-- Task objective --
Extract all records. Keep each one exact.

[[ Material for the task open ]]

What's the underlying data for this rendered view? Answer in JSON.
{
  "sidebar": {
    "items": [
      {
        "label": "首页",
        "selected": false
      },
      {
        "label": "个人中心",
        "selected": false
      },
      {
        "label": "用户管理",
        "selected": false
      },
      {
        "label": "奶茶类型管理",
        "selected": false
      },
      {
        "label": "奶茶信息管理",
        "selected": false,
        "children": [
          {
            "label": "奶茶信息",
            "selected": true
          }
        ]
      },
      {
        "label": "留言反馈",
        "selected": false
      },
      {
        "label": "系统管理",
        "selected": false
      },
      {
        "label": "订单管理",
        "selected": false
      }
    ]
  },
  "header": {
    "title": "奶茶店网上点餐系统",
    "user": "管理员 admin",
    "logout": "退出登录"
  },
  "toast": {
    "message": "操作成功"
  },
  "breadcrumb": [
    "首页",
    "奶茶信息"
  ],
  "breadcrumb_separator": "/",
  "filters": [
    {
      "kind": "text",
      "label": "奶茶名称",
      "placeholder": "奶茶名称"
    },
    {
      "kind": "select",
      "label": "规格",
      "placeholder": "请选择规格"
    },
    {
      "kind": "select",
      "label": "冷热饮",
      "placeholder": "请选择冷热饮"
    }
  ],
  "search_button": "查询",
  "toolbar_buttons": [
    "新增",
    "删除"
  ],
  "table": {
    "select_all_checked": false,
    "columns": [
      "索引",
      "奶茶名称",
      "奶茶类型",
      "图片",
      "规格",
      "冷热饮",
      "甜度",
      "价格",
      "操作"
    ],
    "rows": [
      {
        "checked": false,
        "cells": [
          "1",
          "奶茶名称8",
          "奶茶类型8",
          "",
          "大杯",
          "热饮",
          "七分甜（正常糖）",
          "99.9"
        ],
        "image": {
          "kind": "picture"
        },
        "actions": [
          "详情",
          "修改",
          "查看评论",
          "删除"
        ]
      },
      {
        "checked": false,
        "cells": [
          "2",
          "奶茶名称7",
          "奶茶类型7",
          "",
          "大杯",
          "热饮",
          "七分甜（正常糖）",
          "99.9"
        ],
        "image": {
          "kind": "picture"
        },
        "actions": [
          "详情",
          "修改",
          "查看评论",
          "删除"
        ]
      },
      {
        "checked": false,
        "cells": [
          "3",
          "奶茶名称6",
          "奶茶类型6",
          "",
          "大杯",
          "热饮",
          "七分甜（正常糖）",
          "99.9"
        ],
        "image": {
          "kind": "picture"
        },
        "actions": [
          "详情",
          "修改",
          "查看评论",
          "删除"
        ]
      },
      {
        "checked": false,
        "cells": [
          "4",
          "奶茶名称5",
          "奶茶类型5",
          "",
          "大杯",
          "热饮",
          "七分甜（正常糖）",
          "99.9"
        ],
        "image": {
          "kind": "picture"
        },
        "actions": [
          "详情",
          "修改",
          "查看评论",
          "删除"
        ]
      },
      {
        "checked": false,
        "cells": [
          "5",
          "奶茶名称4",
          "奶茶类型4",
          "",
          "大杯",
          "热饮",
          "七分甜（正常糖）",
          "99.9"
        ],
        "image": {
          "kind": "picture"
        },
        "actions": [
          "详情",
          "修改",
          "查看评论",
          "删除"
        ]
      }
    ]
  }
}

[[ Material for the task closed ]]

-- Exercise result --
What's the underlying data for this rendered view? Answer in JSON.
{
  "sidebar": {
    "items": [
      {
        "label": "首页",
        "selected": false
      },
      {
        "label": "个人中心",
        "selected": false
      },
      {
        "label": "用户管理",
        "selected": false
      },
      {
        "label": "奶茶类型管理",
        "selected": false
      },
      {
        "label": "奶茶信息管理",
        "selected": false,
        "children": [
          {
            "label": "奶茶信息",
            "selected": true
          }
        ]
      },
      {
        "label": "留言反馈",
        "selected": false
      },
      {
        "label": "系统管理",
        "selected": false
      },
      {
        "label": "订单管理",
        "selected": false
      }
    ]
  },
  "header": {
    "title": "奶茶店网上点餐系统",
    "user": "管理员 admin",
    "logout": "退出登录"
  },
  "toast": {
    "message": "操作成功"
  },
  "breadcrumb": [
    "首页",
    "奶茶信息"
  ],
  "breadcrumb_separator": "/",
  "filters": [
    {
      "kind": "text",
      "label": "奶茶名称",
      "placeholder": "奶茶名称"
    },
    {
      "kind": "select",
      "label": "规格",
      "placeholder": "请选择规格"
    },
    {
      "kind": "select",
      "label": "冷热饮",
      "placeholder": "请选择冷热饮"
    }
  ],
  "search_button": "查询",
  "toolbar_buttons": [
    "新增",
    "删除"
  ],
  "table": {
    "select_all_checked": false,
    "columns": [
      "索引",
      "奶茶名称",
      "奶茶类型",
      "图片",
      "规格",
      "冷热饮",
      "甜度",
      "价格",
      "操作"
    ],
    "rows": [
      {
        "checked": false,
        "cells": [
          "1",
          "奶茶名称8",
          "奶茶类型8",
          "",
          "大杯",
          "热饮",
          "七分甜（正常糖）",
          "99.9"
        ],
        "image": {
          "kind": "picture"
        },
        "actions": [
          "详情",
          "修改",
          "查看评论",
          "删除"
        ]
      },
      {
        "checked": false,
        "cells": [
          "2",
          "奶茶名称7",
          "奶茶类型7",
          "",
          "大杯",
          "热饮",
          "七分甜（正常糖）",
          "99.9"
        ],
        "image": {
          "kind": "picture"
        },
        "actions": [
          "详情",
          "修改",
          "查看评论",
          "删除"
        ]
      },
      {
        "checked": false,
        "cells": [
          "3",
          "奶茶名称6",
          "奶茶类型6",
          "",
          "大杯",
          "热饮",
          "七分甜（正常糖）",
          "99.9"
        ],
        "image": {
          "kind": "picture"
        },
        "actions": [
          "详情",
          "修改",
          "查看评论",
          "删除"
        ]
      },
      {
        "checked": false,
        "cells": [
          "4",
          "奶茶名称5",
          "奶茶类型5",
          "",
          "大杯",
          "热饮",
          "七分甜（正常糖）",
          "99.9"
        ],
        "image": {
          "kind": "picture"
        },
        "actions": [
          "详情",
          "修改",
          "查看评论",
          "删除"
        ]
      },
      {
        "checked": false,
        "cells": [
          "5",
          "奶茶名称4",
          "奶茶类型4",
          "",
          "大杯",
          "热饮",
          "七分甜（正常糖）",
          "99.9"
        ],
        "image": {
          "kind": "picture"
        },
        "actions": [
          "详情",
          "修改",
          "查看评论",
          "删除"
        ]
      }
    ]
  }
}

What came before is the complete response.